» Material for this exercise

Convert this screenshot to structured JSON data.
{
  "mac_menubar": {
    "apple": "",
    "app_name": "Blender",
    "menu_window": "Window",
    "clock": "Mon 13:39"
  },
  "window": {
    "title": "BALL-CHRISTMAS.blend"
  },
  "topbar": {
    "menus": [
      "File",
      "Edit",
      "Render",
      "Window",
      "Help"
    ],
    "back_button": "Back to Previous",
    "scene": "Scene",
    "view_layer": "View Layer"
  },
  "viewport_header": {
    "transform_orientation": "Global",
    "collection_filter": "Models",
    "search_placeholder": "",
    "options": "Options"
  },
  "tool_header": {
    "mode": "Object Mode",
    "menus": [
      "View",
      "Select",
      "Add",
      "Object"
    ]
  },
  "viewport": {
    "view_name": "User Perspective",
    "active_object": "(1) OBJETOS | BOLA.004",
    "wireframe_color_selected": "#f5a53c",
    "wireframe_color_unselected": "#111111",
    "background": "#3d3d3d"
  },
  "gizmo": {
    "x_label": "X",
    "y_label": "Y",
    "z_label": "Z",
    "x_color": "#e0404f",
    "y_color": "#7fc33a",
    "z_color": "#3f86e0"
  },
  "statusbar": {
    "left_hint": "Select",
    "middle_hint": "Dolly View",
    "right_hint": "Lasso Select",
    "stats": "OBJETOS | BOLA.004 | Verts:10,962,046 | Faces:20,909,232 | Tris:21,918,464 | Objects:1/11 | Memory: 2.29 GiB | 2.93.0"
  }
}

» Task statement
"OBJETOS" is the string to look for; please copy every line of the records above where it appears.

» Exercise result
    "active_object": "(1) OBJETOS | BOLA.004",
    "stats": "OBJETOS | BOLA.004 | Verts:10,962,046 | Faces:20,909,232 | Tris:21,918,464 | Objects:1/11 | Memory: 2.29 GiB | 2.93.0"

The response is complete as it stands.